> MATERIAL PROVIDED
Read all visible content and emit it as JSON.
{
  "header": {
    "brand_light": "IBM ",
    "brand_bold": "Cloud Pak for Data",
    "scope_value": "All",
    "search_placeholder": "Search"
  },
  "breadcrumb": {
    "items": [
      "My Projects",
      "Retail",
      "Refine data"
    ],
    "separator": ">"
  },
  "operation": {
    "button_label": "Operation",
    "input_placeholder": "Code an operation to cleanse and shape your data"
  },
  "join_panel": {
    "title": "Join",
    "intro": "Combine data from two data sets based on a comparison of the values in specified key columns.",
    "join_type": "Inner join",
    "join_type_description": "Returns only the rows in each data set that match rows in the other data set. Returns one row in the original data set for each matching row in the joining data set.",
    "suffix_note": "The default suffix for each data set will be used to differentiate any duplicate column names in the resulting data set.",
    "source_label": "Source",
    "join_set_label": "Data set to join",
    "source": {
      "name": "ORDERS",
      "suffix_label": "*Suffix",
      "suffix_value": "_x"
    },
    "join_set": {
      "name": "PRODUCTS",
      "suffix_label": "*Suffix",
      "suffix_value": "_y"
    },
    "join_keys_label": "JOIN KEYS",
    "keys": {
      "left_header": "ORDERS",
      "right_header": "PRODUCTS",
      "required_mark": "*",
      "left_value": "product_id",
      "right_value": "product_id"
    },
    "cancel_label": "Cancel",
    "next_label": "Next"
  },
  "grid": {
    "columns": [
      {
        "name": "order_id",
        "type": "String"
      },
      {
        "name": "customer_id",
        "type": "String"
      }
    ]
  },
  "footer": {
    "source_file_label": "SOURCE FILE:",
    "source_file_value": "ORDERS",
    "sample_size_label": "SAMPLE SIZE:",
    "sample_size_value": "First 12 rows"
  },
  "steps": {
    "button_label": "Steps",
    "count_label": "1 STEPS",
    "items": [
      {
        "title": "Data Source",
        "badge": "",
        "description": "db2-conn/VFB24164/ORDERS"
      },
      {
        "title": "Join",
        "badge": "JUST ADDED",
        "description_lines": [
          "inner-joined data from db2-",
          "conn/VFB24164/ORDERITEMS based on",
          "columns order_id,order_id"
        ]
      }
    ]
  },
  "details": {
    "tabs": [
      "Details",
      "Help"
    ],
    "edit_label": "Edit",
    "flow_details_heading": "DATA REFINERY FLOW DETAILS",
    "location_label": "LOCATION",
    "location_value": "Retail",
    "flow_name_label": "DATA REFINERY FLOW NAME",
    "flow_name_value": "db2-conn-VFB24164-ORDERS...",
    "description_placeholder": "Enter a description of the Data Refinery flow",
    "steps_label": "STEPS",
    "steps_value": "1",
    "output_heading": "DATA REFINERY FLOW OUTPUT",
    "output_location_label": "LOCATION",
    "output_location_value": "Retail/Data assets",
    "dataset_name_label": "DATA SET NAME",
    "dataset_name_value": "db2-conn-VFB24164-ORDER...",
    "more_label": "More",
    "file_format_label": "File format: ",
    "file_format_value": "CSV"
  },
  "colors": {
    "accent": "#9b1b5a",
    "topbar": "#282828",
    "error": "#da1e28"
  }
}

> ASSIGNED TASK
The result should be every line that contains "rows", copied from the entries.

> THE COMPLETED TASK
    "join_type_description": "Returns only the rows in each data set that match rows in the other data set. Returns one row in the original data set for each matching row in the joining data set.",
    "sample_size_value": "First 12 rows"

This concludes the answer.